**What you are asked to do**
Repeat each record below exactly as given.
· · · · ·
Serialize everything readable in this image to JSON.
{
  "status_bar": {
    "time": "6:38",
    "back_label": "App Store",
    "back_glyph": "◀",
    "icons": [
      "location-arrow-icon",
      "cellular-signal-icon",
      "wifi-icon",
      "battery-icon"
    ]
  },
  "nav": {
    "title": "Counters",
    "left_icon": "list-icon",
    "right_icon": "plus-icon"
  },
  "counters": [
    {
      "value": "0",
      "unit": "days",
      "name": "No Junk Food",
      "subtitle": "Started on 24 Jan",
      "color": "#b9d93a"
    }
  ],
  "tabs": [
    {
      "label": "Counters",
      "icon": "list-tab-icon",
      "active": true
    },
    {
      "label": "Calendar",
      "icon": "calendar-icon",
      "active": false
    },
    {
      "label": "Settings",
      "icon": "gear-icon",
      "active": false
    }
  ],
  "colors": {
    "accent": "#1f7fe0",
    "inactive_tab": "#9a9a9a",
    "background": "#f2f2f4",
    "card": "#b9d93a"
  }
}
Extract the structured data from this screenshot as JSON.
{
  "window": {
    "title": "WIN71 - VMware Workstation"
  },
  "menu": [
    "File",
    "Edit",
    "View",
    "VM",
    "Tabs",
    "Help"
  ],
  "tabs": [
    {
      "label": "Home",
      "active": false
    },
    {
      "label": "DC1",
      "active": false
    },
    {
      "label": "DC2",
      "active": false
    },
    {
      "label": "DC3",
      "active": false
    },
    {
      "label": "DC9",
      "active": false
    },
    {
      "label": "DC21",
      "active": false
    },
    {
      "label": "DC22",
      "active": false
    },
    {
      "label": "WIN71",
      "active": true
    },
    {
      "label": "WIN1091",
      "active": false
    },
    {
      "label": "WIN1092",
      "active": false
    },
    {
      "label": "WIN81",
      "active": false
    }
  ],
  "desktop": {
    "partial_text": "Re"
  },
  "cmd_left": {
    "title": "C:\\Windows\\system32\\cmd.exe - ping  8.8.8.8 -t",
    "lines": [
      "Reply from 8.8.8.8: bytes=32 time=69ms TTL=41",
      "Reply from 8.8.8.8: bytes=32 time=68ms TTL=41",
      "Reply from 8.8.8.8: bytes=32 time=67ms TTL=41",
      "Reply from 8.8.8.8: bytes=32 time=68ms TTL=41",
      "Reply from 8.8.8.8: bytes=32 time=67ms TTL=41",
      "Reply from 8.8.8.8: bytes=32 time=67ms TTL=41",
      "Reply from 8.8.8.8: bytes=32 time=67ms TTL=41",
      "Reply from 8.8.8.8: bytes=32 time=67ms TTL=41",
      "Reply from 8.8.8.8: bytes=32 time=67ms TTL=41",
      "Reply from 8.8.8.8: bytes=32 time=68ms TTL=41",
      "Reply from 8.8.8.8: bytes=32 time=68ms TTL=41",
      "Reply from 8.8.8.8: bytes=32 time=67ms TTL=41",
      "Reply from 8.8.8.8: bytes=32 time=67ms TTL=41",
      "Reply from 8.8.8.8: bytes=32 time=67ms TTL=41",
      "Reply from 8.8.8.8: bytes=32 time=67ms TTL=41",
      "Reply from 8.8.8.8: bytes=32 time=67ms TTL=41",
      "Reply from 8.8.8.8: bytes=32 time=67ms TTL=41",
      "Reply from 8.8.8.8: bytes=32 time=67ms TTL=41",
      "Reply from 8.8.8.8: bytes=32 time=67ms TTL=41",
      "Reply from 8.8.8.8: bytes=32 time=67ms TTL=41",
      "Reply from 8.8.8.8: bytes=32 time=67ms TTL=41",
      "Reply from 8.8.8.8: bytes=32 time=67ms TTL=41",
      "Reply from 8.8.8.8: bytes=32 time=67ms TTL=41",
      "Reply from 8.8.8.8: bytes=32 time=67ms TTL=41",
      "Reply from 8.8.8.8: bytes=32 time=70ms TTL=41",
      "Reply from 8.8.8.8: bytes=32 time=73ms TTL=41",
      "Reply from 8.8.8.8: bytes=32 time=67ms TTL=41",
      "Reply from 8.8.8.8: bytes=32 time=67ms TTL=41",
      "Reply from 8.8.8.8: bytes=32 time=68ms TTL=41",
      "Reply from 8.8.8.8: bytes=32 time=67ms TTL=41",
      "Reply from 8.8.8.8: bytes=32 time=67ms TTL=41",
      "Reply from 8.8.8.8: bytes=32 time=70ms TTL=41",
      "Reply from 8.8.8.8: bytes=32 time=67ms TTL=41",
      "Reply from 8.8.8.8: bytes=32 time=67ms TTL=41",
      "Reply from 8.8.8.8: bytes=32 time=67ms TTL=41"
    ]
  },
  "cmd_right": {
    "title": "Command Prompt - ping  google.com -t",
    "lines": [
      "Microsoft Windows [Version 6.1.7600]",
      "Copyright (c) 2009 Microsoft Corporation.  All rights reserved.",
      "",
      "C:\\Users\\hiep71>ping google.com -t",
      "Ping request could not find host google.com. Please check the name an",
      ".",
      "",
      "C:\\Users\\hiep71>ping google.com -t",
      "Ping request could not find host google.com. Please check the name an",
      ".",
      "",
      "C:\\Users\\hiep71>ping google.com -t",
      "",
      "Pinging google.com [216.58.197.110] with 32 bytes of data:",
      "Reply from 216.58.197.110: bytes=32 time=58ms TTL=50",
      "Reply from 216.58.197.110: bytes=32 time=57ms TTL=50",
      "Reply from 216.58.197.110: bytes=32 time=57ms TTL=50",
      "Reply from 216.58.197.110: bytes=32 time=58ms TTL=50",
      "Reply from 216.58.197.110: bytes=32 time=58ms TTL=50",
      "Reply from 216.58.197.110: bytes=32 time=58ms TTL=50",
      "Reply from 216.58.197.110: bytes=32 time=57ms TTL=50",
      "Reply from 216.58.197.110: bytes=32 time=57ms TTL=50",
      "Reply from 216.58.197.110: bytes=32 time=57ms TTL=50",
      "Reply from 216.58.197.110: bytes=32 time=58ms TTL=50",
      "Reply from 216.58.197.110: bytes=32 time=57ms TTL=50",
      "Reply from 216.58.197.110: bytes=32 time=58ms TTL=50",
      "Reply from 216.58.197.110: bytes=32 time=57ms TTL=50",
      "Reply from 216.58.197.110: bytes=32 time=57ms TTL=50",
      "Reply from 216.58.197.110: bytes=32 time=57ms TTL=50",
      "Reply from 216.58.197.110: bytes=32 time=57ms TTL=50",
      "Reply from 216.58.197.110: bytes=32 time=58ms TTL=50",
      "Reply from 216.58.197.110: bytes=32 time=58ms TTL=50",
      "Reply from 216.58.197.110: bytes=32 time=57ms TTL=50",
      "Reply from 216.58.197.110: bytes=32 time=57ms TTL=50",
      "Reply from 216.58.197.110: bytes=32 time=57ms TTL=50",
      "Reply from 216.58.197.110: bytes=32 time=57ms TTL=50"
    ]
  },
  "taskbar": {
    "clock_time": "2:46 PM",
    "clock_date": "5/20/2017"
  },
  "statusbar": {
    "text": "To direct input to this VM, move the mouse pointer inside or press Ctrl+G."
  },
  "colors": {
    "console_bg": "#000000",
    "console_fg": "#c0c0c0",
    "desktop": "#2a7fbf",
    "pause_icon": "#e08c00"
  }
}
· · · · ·
**Solution to this task**
Serialize everything readable in this image to JSON.
{
  "status_bar": {
    "time": "6:38",
    "back_label": "App Store",
    "back_glyph": "◀",
    "icons": [
      "location-arrow-icon",
      "cellular-signal-icon",
      "wifi-icon",
      "battery-icon"
    ]
  },
  "nav": {
    "title": "Counters",
    "left_icon": "list-icon",
    "right_icon": "plus-icon"
  },
  "counters": [
    {
      "value": "0",
      "unit": "days",
      "name": "No Junk Food",
      "subtitle": "Started on 24 Jan",
      "color": "#b9d93a"
    }
  ],
  "tabs": [
    {
      "label": "Counters",
      "icon": "list-tab-icon",
      "active": true
    },
    {
      "label": "Calendar",
      "icon": "calendar-icon",
      "active": false
    },
    {
      "label": "Settings",
      "icon": "gear-icon",
      "active": false
    }
  ],
  "colors": {
    "accent": "#1f7fe0",
    "inactive_tab": "#9a9a9a",
    "background": "#f2f2f4",
    "card": "#b9d93a"
  }
}
Extract the structured data from this screenshot as JSON.
{
  "window": {
    "title": "WIN71 - VMware Workstation"
  },
  "menu": [
    "File",
    "Edit",
    "View",
    "VM",
    "Tabs",
    "Help"
  ],
  "tabs": [
    {
      "label": "Home",
      "active": false
    },
    {
      "label": "DC1",
      "active": false
    },
    {
      "label": "DC2",
      "active": false
    },
    {
      "label": "DC3",
      "active": false
    },
    {
      "label": "DC9",
      "active": false
    },
    {
      "label": "DC21",
      "active": false
    },
    {
      "label": "DC22",
      "active": false
    },
    {
      "label": "WIN71",
      "active": true
    },
    {
      "label": "WIN1091",
      "active": false
    },
    {
      "label": "WIN1092",
      "active": false
    },
    {
      "label": "WIN81",
      "active": false
    }
  ],
  "desktop": {
    "partial_text": "Re"
  },
  "cmd_left": {
    "title": "C:\\Windows\\system32\\cmd.exe - ping  8.8.8.8 -t",
    "lines": [
      "Reply from 8.8.8.8: bytes=32 time=69ms TTL=41",
      "Reply from 8.8.8.8: bytes=32 time=68ms TTL=41",
      "Reply from 8.8.8.8: bytes=32 time=67ms TTL=41",
      "Reply from 8.8.8.8: bytes=32 time=68ms TTL=41",
      "Reply from 8.8.8.8: bytes=32 time=67ms TTL=41",
      "Reply from 8.8.8.8: bytes=32 time=67ms TTL=41",
      "Reply from 8.8.8.8: bytes=32 time=67ms TTL=41",
      "Reply from 8.8.8.8: bytes=32 time=67ms TTL=41",
      "Reply from 8.8.8.8: bytes=32 time=67ms TTL=41",
      "Reply from 8.8.8.8: bytes=32 time=68ms TTL=41",
      "Reply from 8.8.8.8: bytes=32 time=68ms TTL=41",
      "Reply from 8.8.8.8: bytes=32 time=67ms TTL=41",
      "Reply from 8.8.8.8: bytes=32 time=67ms TTL=41",
      "Reply from 8.8.8.8: bytes=32 time=67ms TTL=41",
      "Reply from 8.8.8.8: bytes=32 time=67ms TTL=41",
      "Reply from 8.8.8.8: bytes=32 time=67ms TTL=41",
      "Reply from 8.8.8.8: bytes=32 time=67ms TTL=41",
      "Reply from 8.8.8.8: bytes=32 time=67ms TTL=41",
      "Reply from 8.8.8.8: bytes=32 time=67ms TTL=41",
      "Reply from 8.8.8.8: bytes=32 time=67ms TTL=41",
      "Reply from 8.8.8.8: bytes=32 time=67ms TTL=41",
      "Reply from 8.8.8.8: bytes=32 time=67ms TTL=41",
      "Reply from 8.8.8.8: bytes=32 time=67ms TTL=41",
      "Reply from 8.8.8.8: bytes=32 time=67ms TTL=41",
      "Reply from 8.8.8.8: bytes=32 time=70ms TTL=41",
      "Reply from 8.8.8.8: bytes=32 time=73ms TTL=41",
      "Reply from 8.8.8.8: bytes=32 time=67ms TTL=41",
      "Reply from 8.8.8.8: bytes=32 time=67ms TTL=41",
      "Reply from 8.8.8.8: bytes=32 time=68ms TTL=41",
      "Reply from 8.8.8.8: bytes=32 time=67ms TTL=41",
      "Reply from 8.8.8.8: bytes=32 time=67ms TTL=41",
      "Reply from 8.8.8.8: bytes=32 time=70ms TTL=41",
      "Reply from 8.8.8.8: bytes=32 time=67ms TTL=41",
      "Reply from 8.8.8.8: bytes=32 time=67ms TTL=41",
      "Reply from 8.8.8.8: bytes=32 time=67ms TTL=41"
    ]
  },
  "cmd_right": {
    "title": "Command Prompt - ping  google.com -t",
    "lines": [
      "Microsoft Windows [Version 6.1.7600]",
      "Copyright (c) 2009 Microsoft Corporation.  All rights reserved.",
      "",
      "C:\\Users\\hiep71>ping google.com -t",
      "Ping request could not find host google.com. Please check the name an",
      ".",
      "",
      "C:\\Users\\hiep71>ping google.com -t",
      "Ping request could not find host google.com. Please check the name an",
      ".",
      "",
      "C:\\Users\\hiep71>ping google.com -t",
      "",
      "Pinging google.com [216.58.197.110] with 32 bytes of data:",
      "Reply from 216.58.197.110: bytes=32 time=58ms TTL=50",
      "Reply from 216.58.197.110: bytes=32 time=57ms TTL=50",
      "Reply from 216.58.197.110: bytes=32 time=57ms TTL=50",
      "Reply from 216.58.197.110: bytes=32 time=58ms TTL=50",
      "Reply from 216.58.197.110: bytes=32 time=58ms TTL=50",
      "Reply from 216.58.197.110: bytes=32 time=58ms TTL=50",
      "Reply from 216.58.197.110: bytes=32 time=57ms TTL=50",
      "Reply from 216.58.197.110: bytes=32 time=57ms TTL=50",
      "Reply from 216.58.197.110: bytes=32 time=57ms TTL=50",
      "Reply from 216.58.197.110: bytes=32 time=58ms TTL=50",
      "Reply from 216.58.197.110: bytes=32 time=57ms TTL=50",
      "Reply from 216.58.197.110: bytes=32 time=58ms TTL=50",
      "Reply from 216.58.197.110: bytes=32 time=57ms TTL=50",
      "Reply from 216.58.197.110: bytes=32 time=57ms TTL=50",
      "Reply from 216.58.197.110: bytes=32 time=57ms TTL=50",
      "Reply from 216.58.197.110: bytes=32 time=57ms TTL=50",
      "Reply from 216.58.197.110: bytes=32 time=58ms TTL=50",
      "Reply from 216.58.197.110: bytes=32 time=58ms TTL=50",
      "Reply from 216.58.197.110: bytes=32 time=57ms TTL=50",
      "Reply from 216.58.197.110: bytes=32 time=57ms TTL=50",
      "Reply from 216.58.197.110: bytes=32 time=57ms TTL=50",
      "Reply from 216.58.197.110: bytes=32 time=57ms TTL=50"
    ]
  },
  "taskbar": {
    "clock_time": "2:46 PM",
    "clock_date": "5/20/2017"
  },
  "statusbar": {
    "text": "To direct input to this VM, move the mouse pointer inside or press Ctrl+G."
  },
  "colors": {
    "console_bg": "#000000",
    "console_fg": "#c0c0c0",
    "desktop": "#2a7fbf",
    "pause_icon": "#e08c00"
  }
}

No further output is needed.